## Task prompt
Collect all lines containing the word "Collection" from the data.
====== Extracted entries
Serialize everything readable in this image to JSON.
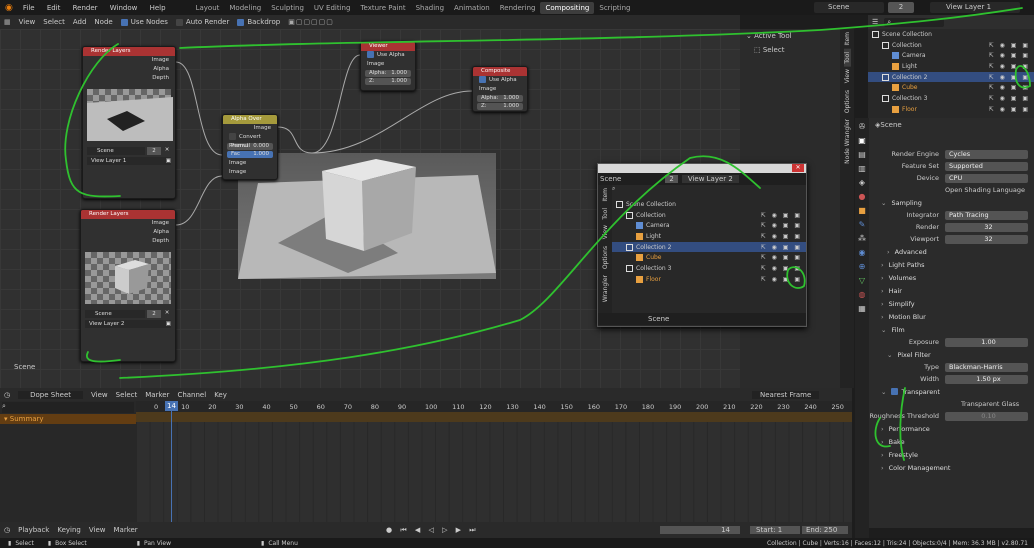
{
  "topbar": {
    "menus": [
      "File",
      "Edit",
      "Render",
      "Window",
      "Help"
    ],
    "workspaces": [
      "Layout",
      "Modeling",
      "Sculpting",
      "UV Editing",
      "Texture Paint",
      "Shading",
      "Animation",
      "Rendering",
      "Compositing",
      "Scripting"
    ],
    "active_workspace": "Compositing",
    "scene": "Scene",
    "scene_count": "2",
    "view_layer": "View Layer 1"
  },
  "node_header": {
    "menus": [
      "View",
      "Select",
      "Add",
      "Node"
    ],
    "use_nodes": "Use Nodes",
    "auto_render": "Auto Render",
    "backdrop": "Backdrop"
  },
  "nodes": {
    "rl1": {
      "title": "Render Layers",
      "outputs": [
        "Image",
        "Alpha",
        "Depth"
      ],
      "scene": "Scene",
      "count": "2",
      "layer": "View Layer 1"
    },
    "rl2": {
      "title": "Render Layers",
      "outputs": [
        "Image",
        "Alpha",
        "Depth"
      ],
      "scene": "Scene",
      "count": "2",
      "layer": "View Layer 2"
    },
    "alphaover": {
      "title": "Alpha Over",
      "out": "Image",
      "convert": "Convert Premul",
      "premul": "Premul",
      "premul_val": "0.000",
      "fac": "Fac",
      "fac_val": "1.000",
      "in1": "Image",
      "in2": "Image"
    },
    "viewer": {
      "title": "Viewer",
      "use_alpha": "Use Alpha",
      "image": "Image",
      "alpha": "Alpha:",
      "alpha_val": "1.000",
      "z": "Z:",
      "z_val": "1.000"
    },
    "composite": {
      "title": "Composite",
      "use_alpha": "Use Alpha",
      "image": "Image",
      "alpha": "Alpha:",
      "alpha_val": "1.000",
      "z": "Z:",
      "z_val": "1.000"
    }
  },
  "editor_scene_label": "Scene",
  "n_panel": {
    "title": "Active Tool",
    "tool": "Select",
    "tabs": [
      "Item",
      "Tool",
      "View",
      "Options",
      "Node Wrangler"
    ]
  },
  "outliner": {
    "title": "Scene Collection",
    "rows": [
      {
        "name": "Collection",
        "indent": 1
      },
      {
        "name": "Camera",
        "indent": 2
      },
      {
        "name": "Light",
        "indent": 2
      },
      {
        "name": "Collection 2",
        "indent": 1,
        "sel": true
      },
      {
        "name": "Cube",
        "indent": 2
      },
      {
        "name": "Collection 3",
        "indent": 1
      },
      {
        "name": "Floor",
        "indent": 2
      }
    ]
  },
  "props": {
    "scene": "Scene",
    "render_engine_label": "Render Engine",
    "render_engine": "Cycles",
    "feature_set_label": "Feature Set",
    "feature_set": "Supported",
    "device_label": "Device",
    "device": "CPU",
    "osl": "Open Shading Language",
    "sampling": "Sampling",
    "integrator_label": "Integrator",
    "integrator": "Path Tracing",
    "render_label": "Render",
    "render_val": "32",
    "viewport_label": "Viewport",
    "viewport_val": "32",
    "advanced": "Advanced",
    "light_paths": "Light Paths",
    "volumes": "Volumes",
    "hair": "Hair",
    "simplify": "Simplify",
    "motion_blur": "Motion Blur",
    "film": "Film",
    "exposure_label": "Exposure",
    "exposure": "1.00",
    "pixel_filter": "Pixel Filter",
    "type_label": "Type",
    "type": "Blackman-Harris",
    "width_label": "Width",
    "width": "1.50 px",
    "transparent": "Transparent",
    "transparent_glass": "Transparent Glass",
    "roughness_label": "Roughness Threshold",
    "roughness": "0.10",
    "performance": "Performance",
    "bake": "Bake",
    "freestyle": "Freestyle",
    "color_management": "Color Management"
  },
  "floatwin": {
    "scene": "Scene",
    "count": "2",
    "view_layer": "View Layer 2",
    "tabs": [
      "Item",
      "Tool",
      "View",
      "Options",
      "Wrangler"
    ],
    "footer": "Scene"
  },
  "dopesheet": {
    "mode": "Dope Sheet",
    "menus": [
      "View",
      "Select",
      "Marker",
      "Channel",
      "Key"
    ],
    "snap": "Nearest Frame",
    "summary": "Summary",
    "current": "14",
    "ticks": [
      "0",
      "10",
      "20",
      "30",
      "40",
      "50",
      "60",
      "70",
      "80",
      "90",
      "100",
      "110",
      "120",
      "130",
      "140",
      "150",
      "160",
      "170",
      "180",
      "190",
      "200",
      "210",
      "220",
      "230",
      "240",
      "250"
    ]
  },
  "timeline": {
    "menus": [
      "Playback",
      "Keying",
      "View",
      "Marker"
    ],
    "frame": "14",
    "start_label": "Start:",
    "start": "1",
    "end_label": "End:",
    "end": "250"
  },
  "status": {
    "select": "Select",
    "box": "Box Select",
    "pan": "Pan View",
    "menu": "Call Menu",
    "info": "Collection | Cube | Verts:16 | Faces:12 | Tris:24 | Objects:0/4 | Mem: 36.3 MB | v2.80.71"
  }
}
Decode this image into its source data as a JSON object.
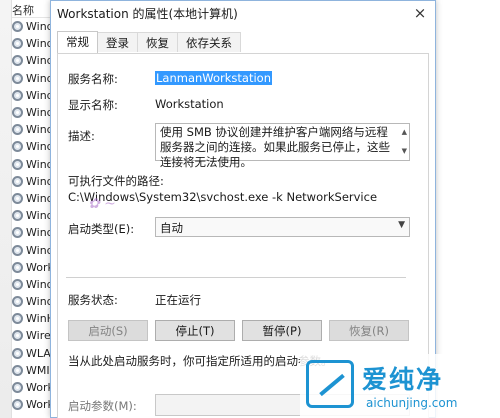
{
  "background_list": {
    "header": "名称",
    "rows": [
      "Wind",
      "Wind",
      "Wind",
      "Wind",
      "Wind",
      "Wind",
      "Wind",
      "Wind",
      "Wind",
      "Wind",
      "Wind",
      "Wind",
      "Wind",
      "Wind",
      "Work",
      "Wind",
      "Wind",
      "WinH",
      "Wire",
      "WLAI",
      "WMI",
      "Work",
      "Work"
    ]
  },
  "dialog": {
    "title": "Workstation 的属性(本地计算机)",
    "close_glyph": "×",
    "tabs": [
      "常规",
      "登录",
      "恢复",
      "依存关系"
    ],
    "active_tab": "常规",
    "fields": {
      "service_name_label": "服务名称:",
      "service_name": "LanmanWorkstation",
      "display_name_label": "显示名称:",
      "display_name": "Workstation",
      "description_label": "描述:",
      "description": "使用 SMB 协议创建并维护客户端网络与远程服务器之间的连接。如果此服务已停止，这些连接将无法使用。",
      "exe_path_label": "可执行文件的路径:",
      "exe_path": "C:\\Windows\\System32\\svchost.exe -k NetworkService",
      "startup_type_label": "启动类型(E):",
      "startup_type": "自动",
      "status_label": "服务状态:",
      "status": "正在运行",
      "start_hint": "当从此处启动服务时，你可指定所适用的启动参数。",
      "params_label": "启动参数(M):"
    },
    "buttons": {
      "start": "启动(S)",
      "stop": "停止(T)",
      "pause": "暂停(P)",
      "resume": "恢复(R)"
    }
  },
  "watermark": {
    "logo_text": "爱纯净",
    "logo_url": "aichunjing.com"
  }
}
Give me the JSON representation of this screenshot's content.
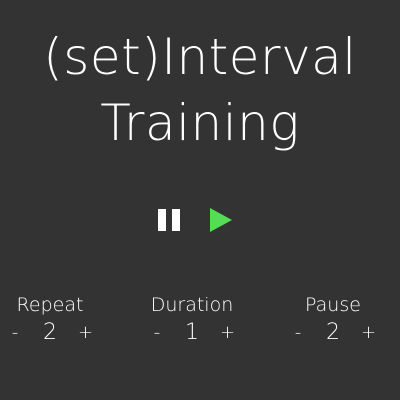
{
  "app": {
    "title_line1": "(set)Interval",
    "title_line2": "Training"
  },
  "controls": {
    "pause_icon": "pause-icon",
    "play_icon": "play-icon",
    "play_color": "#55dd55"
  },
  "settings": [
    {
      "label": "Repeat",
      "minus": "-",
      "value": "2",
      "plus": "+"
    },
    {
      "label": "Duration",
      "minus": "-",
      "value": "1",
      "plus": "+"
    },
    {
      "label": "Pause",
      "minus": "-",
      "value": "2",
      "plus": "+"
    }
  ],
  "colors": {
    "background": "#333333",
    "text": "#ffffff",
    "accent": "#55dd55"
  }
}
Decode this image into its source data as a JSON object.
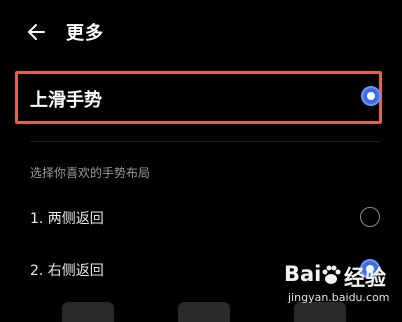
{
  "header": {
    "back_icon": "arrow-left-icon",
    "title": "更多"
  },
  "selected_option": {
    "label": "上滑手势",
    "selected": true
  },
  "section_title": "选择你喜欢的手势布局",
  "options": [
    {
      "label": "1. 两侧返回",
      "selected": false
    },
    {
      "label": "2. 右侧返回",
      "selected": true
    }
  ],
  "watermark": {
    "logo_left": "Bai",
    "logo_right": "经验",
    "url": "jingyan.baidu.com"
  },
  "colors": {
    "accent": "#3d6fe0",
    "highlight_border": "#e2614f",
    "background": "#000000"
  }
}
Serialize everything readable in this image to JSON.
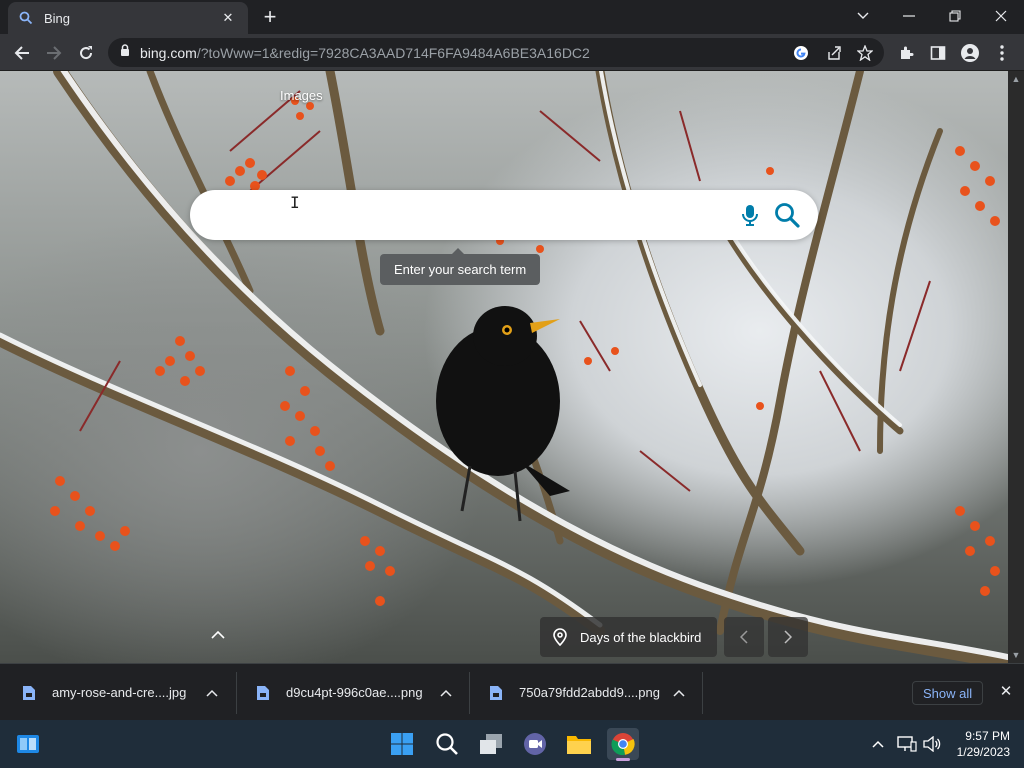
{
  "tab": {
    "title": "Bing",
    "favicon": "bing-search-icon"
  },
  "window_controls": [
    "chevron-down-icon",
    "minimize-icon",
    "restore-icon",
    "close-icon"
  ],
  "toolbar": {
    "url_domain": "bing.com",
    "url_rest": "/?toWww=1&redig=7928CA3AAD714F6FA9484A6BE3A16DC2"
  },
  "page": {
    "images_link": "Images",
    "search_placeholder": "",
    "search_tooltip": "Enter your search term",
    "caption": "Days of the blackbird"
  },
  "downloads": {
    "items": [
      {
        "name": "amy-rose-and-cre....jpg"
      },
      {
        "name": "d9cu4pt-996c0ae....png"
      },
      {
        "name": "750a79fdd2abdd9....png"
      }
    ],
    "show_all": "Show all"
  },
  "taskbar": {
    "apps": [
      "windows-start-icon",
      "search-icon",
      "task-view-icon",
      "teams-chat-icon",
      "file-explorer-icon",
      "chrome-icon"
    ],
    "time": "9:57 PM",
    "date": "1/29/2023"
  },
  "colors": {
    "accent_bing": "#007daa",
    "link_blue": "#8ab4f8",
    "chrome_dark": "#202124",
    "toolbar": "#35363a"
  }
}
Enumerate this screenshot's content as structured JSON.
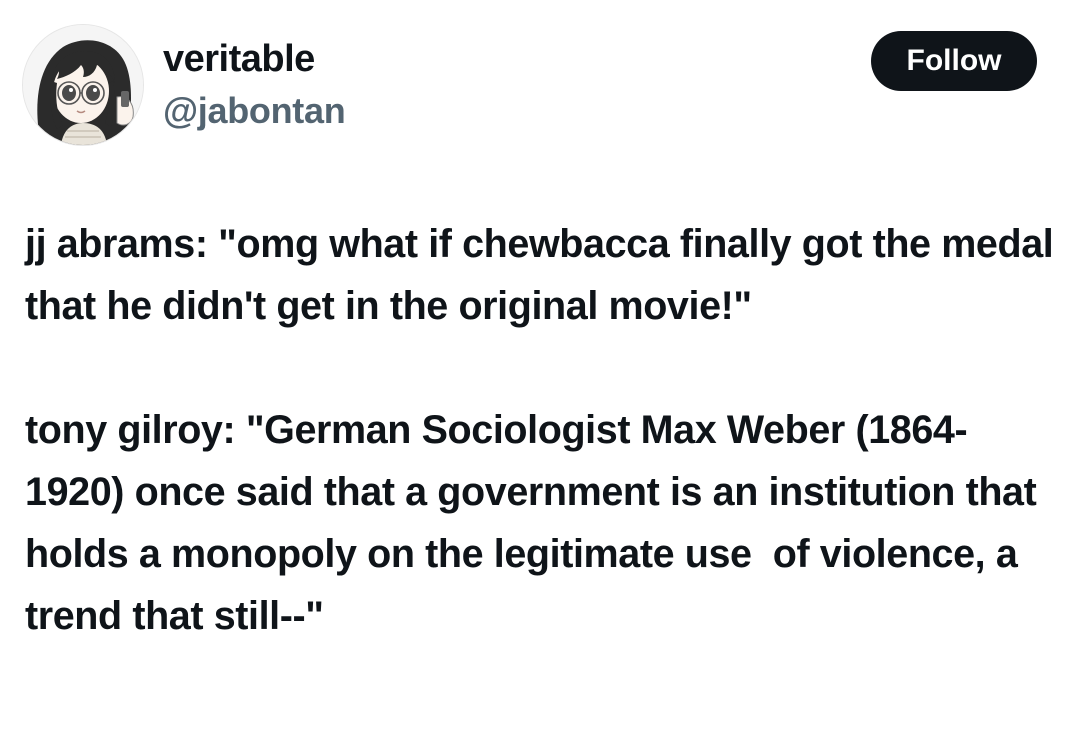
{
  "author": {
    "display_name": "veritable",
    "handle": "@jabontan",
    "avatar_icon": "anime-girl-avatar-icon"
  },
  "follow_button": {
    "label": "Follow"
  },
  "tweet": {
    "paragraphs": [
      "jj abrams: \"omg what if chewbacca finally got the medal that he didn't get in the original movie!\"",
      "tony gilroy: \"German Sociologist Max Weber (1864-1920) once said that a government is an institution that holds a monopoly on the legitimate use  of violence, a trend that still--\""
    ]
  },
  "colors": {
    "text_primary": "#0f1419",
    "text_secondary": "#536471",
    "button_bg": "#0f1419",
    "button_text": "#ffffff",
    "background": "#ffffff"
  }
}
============
## Answer to the exercise
    "title": "Scene Collection",
        "name": "Collection",
        "name": "Collection 2",
        "name": "Collection 3",
    "info": "Collection | Cube | Verts:16 | Faces:12 | Tris:24 | Objects:0/4 | Mem: 36.3 MB | v2.80.71"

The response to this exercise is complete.